There is always a season defining moment for every team in the league. For some, it is a hard fought win that shows maturity and fighting spirit. For others, it is a demoralising loss that saps away all their hopes of achieving anything. Unfortunately for Arsenal, in the recent past, it has always been the latter. None more so, than the last minute loss against Birmingham City in the Carling Cup final last season. At exactly the same stage in the season. Arsenal were fighting on four fronts before that loss. Within a span of 20 days, they were out of three.
Last week’s loss against Swansea City can prove to be that season defining moment for Arsenal this time around. Not because they lost to a promoted side who happened to play better football than them and beat them at their own game. Not because they lost the match before that as well. But, because these are exactly the sort of matches which have drained the confidence out of the side in the recent past. Arsenal were in a winning position in both of the matches. However due to profligacy in front of goal and a bewildering choice to sit on their lead for the remaining 70 minutes, they ended up on the losing side on both the occasions.
It can be a matter of great interest for psychology students to understand and compare the mindset of Arsenal and other champion teams. No matter the personnel, somehow Arsenal always manage to come under pressure, always manage to get bullied, always manage to break down. However when you compare this to Manchester United (or Barcelona or Manchester City for starters), their philosophy has always been about, not giving up and fighting till the last breath. It was argued that Arsenal lacked enough experienced players in the seasons before. However they haven’t been able to turn things around this time either, even with the signings of Arteta, Benayoun and Mertesacker. All experienced players and of enough quality.

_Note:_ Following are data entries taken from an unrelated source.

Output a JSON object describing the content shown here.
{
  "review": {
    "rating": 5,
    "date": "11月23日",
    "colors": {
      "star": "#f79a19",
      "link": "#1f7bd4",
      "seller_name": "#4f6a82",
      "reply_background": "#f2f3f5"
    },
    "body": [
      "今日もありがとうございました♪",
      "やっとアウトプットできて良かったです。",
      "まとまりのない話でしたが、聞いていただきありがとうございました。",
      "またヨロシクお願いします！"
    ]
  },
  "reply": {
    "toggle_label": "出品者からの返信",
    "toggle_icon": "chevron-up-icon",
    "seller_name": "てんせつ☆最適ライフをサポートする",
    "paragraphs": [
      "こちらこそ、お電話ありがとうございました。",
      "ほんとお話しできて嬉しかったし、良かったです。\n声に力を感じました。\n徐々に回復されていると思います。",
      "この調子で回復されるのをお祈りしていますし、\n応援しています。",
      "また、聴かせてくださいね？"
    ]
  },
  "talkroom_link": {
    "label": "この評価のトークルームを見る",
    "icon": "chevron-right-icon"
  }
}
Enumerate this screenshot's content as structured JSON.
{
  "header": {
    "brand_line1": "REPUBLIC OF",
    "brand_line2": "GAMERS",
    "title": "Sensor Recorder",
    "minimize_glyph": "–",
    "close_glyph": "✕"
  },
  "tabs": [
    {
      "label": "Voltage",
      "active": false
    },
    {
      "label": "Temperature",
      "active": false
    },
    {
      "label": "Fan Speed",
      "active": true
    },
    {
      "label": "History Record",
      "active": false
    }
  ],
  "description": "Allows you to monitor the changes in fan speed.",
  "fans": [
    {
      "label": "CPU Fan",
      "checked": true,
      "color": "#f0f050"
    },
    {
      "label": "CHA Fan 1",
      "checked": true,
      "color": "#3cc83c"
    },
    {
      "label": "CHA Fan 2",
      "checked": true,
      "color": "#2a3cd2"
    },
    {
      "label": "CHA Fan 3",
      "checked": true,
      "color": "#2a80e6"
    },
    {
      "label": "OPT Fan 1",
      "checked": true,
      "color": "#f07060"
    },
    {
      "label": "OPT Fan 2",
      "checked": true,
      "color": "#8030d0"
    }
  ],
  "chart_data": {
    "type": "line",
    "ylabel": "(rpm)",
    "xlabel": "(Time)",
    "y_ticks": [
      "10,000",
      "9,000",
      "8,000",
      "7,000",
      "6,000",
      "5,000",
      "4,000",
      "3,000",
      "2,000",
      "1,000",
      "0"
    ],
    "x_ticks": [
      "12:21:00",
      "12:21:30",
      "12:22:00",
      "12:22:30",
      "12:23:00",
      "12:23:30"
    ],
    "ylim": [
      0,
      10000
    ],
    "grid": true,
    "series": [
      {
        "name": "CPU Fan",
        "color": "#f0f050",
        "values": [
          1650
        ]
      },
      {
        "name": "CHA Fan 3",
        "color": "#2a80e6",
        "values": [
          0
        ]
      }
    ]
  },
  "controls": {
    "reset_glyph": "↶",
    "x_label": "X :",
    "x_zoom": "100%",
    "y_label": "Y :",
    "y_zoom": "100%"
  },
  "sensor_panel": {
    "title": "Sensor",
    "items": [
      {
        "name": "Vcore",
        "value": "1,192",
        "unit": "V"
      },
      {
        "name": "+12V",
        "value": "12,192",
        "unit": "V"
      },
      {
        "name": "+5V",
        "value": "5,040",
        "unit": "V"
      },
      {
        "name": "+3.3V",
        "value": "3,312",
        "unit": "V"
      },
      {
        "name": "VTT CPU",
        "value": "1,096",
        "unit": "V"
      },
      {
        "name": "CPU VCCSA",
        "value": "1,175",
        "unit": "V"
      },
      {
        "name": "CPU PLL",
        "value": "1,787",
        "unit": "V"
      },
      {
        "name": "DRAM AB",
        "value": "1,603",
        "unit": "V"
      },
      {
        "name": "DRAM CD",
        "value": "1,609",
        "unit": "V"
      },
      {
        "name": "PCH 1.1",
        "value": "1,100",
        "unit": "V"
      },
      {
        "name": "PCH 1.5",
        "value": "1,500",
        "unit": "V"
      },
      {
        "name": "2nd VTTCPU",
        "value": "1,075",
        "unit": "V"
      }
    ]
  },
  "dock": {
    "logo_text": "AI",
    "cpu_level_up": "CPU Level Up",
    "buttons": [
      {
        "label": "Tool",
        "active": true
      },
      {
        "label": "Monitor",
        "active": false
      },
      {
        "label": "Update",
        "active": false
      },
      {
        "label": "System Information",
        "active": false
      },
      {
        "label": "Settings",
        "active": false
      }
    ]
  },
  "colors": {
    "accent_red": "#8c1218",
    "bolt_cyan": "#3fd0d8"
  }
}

So, the problem should lie somewhere else, right? And it does. The finger has to be painfully pointed towards Arsene Wenger for this. Wenger’s refusal to look at his squad’s shortcomings is not protecting them from media abuse, as he might think. It is his blatant refusal to accept his own mistakes. A refusal to accept his stubbornness, transfer tactics and tactical naivety. Arsenal desperately need to get out of the Financial Fair Play dreamland and realise that the big clubs will not budge to UEFA rulings and that there is always a loophole. Manchester City’s sponsorship deal with Etihad and Liverpool’s shirt sponsorship deal can point to this. Also, somehow, the feeling of settling for mediocrity has been unfortunately accepted by the board, the coach and the fans themselves. Peter Hill-Wood’s recent comment that failure to qualify for Champions league would not be a disaster, points to this fact. The feeling was bound to seep into the players at some point of time.

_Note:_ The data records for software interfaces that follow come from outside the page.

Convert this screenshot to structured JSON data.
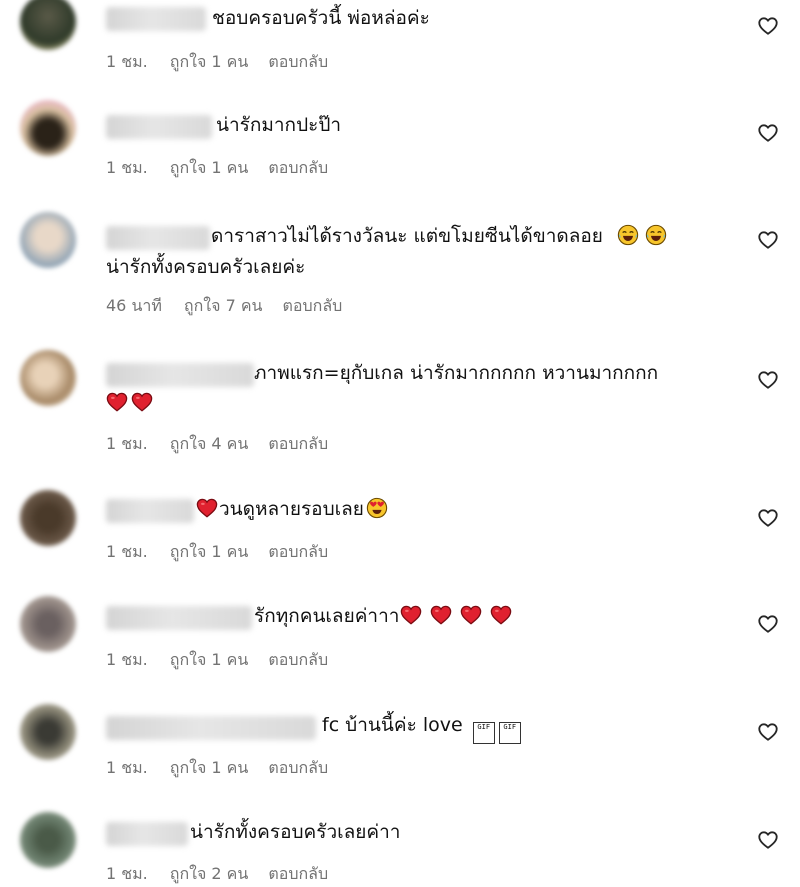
{
  "comments": [
    {
      "text": "ชอบครอบครัวนี้ พ่อหล่อค่ะ",
      "time": "1 ชม.",
      "likes": "ถูกใจ 1 คน",
      "reply": "ตอบกลับ"
    },
    {
      "text": "น่ารักมากปะป๊า",
      "time": "1 ชม.",
      "likes": "ถูกใจ 1 คน",
      "reply": "ตอบกลับ"
    },
    {
      "text": "ดาราสาวไม่ได้รางวัลนะ แต่ขโมยซีนได้ขาดลอย",
      "text2": "น่ารักทั้งครอบครัวเลยค่ะ",
      "time": "46 นาที",
      "likes": "ถูกใจ 7 คน",
      "reply": "ตอบกลับ"
    },
    {
      "text": "ภาพแรก=ยุกับเกล น่ารักมากกกกก หวานมากกกก",
      "time": "1 ชม.",
      "likes": "ถูกใจ 4 คน",
      "reply": "ตอบกลับ"
    },
    {
      "text": "วนดูหลายรอบเลย",
      "time": "1 ชม.",
      "likes": "ถูกใจ 1 คน",
      "reply": "ตอบกลับ"
    },
    {
      "text": "รักทุกคนเลยค่าาา",
      "time": "1 ชม.",
      "likes": "ถูกใจ 1 คน",
      "reply": "ตอบกลับ"
    },
    {
      "text": "fc บ้านนี้ค่ะ love",
      "gif": "GIF",
      "time": "1 ชม.",
      "likes": "ถูกใจ 1 คน",
      "reply": "ตอบกลับ"
    },
    {
      "text": "น่ารักทั้งครอบครัวเลยค่าา",
      "time": "1 ชม.",
      "likes": "ถูกใจ 2 คน",
      "reply": "ตอบกลับ"
    }
  ],
  "icons": {
    "like_button": "heart-outline-icon",
    "laugh": "tears-of-joy-emoji",
    "red_heart": "red-heart-emoji",
    "heart_eyes": "heart-eyes-emoji"
  },
  "colors": {
    "meta_text": "#737373",
    "emoji_heart": "#e0212f",
    "emoji_face": "#f7c52b"
  }
}
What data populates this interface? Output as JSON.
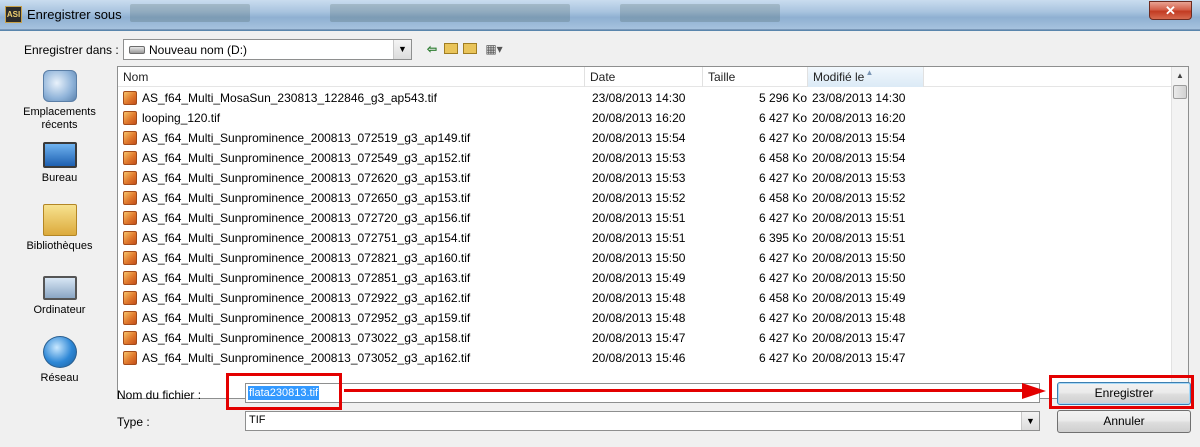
{
  "window": {
    "title": "Enregistrer sous",
    "app_icon_text": "ASI",
    "close_glyph": "✕"
  },
  "save_in": {
    "label": "Enregistrer dans :",
    "value": "Nouveau nom (D:)",
    "dropdown_glyph": "▼"
  },
  "toolbar": {
    "back_icon": "back-arrow-icon",
    "back_glyph": "⇦",
    "up_icon": "up-folder-icon",
    "new_folder_icon": "new-folder-icon",
    "view_icon": "view-menu-icon",
    "view_glyph": "▦▾"
  },
  "places": [
    {
      "label": "Emplacements récents",
      "icon": "recent-places-icon"
    },
    {
      "label": "Bureau",
      "icon": "desktop-icon"
    },
    {
      "label": "Bibliothèques",
      "icon": "libraries-icon"
    },
    {
      "label": "Ordinateur",
      "icon": "computer-icon"
    },
    {
      "label": "Réseau",
      "icon": "network-icon"
    }
  ],
  "columns": {
    "name": "Nom",
    "date": "Date",
    "size": "Taille",
    "modified": "Modifié le"
  },
  "files": [
    {
      "name": "AS_f64_Multi_MosaSun_230813_122846_g3_ap543.tif",
      "date": "23/08/2013 14:30",
      "size": "5 296 Ko",
      "modified": "23/08/2013 14:30"
    },
    {
      "name": "looping_120.tif",
      "date": "20/08/2013 16:20",
      "size": "6 427 Ko",
      "modified": "20/08/2013 16:20"
    },
    {
      "name": "AS_f64_Multi_Sunprominence_200813_072519_g3_ap149.tif",
      "date": "20/08/2013 15:54",
      "size": "6 427 Ko",
      "modified": "20/08/2013 15:54"
    },
    {
      "name": "AS_f64_Multi_Sunprominence_200813_072549_g3_ap152.tif",
      "date": "20/08/2013 15:53",
      "size": "6 458 Ko",
      "modified": "20/08/2013 15:54"
    },
    {
      "name": "AS_f64_Multi_Sunprominence_200813_072620_g3_ap153.tif",
      "date": "20/08/2013 15:53",
      "size": "6 427 Ko",
      "modified": "20/08/2013 15:53"
    },
    {
      "name": "AS_f64_Multi_Sunprominence_200813_072650_g3_ap153.tif",
      "date": "20/08/2013 15:52",
      "size": "6 458 Ko",
      "modified": "20/08/2013 15:52"
    },
    {
      "name": "AS_f64_Multi_Sunprominence_200813_072720_g3_ap156.tif",
      "date": "20/08/2013 15:51",
      "size": "6 427 Ko",
      "modified": "20/08/2013 15:51"
    },
    {
      "name": "AS_f64_Multi_Sunprominence_200813_072751_g3_ap154.tif",
      "date": "20/08/2013 15:51",
      "size": "6 395 Ko",
      "modified": "20/08/2013 15:51"
    },
    {
      "name": "AS_f64_Multi_Sunprominence_200813_072821_g3_ap160.tif",
      "date": "20/08/2013 15:50",
      "size": "6 427 Ko",
      "modified": "20/08/2013 15:50"
    },
    {
      "name": "AS_f64_Multi_Sunprominence_200813_072851_g3_ap163.tif",
      "date": "20/08/2013 15:49",
      "size": "6 427 Ko",
      "modified": "20/08/2013 15:50"
    },
    {
      "name": "AS_f64_Multi_Sunprominence_200813_072922_g3_ap162.tif",
      "date": "20/08/2013 15:48",
      "size": "6 458 Ko",
      "modified": "20/08/2013 15:49"
    },
    {
      "name": "AS_f64_Multi_Sunprominence_200813_072952_g3_ap159.tif",
      "date": "20/08/2013 15:48",
      "size": "6 427 Ko",
      "modified": "20/08/2013 15:48"
    },
    {
      "name": "AS_f64_Multi_Sunprominence_200813_073022_g3_ap158.tif",
      "date": "20/08/2013 15:47",
      "size": "6 427 Ko",
      "modified": "20/08/2013 15:47"
    },
    {
      "name": "AS_f64_Multi_Sunprominence_200813_073052_g3_ap162.tif",
      "date": "20/08/2013 15:46",
      "size": "6 427 Ko",
      "modified": "20/08/2013 15:47"
    }
  ],
  "filename": {
    "label": "Nom du fichier :",
    "value": "flata230813.tif"
  },
  "filetype": {
    "label": "Type :",
    "value": "TIF"
  },
  "buttons": {
    "save": "Enregistrer",
    "cancel": "Annuler"
  },
  "annotation_color": "#e30000"
}
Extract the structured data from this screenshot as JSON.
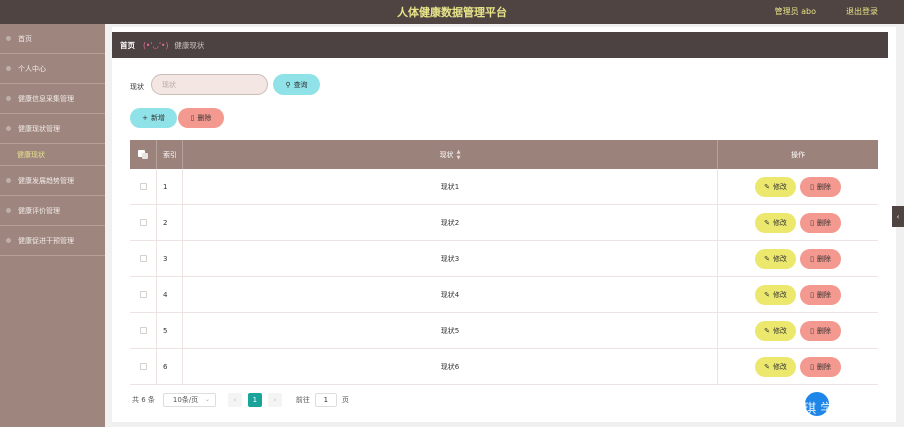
{
  "header": {
    "title": "人体健康数据管理平台",
    "user": "管理员 abo",
    "logout": "退出登录"
  },
  "sidebar": {
    "items": [
      {
        "label": "首页"
      },
      {
        "label": "个人中心"
      },
      {
        "label": "健康信息采集管理"
      },
      {
        "label": "健康现状管理"
      },
      {
        "label": "健康现状"
      },
      {
        "label": "健康发展趋势管理"
      },
      {
        "label": "健康评价管理"
      },
      {
        "label": "健康促进干预管理"
      }
    ]
  },
  "breadcrumb": {
    "home": "首页",
    "face": "(•'◡'•)",
    "current": "健康现状"
  },
  "search": {
    "label": "现状",
    "placeholder": "现状",
    "button": "查询"
  },
  "actions": {
    "add": "新增",
    "delete": "删除"
  },
  "table": {
    "headers": {
      "index": "索引",
      "name": "现状",
      "ops": "操作"
    },
    "edit_label": "修改",
    "delete_label": "删除",
    "rows": [
      {
        "index": "1",
        "name": "现状1"
      },
      {
        "index": "2",
        "name": "现状2"
      },
      {
        "index": "3",
        "name": "现状3"
      },
      {
        "index": "4",
        "name": "现状4"
      },
      {
        "index": "5",
        "name": "现状5"
      },
      {
        "index": "6",
        "name": "现状6"
      }
    ]
  },
  "pagination": {
    "total": "共 6 条",
    "page_size": "10条/页",
    "current_page": "1",
    "goto_label": "前往",
    "goto_value": "1",
    "goto_suffix": "页"
  },
  "watermark": "CSDN @琪琪 学姐",
  "colors": {
    "topbar": "#4f4441",
    "sidebar": "#9e857e",
    "accent_yellow": "#e8e48a",
    "cyan_button": "#8fe3e8",
    "red_button": "#f4998f",
    "edit_button": "#ece86e",
    "table_header": "#9b827b",
    "pager_active": "#19a39a"
  }
}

Considering these points, the next home match against Manchester United could not have come at a worse time for Arsenal. Though United haven’t exactly been spectacular this season, they are still there at the top, fighting for the league title. A loss against United at this juncture will all but end Arsenal’s hope for qualifying for the Champions League positions. A draw would still be a favourable result, but more so for United. A win will probably delay the inevitable, but the duration surely can only be a matter of debate.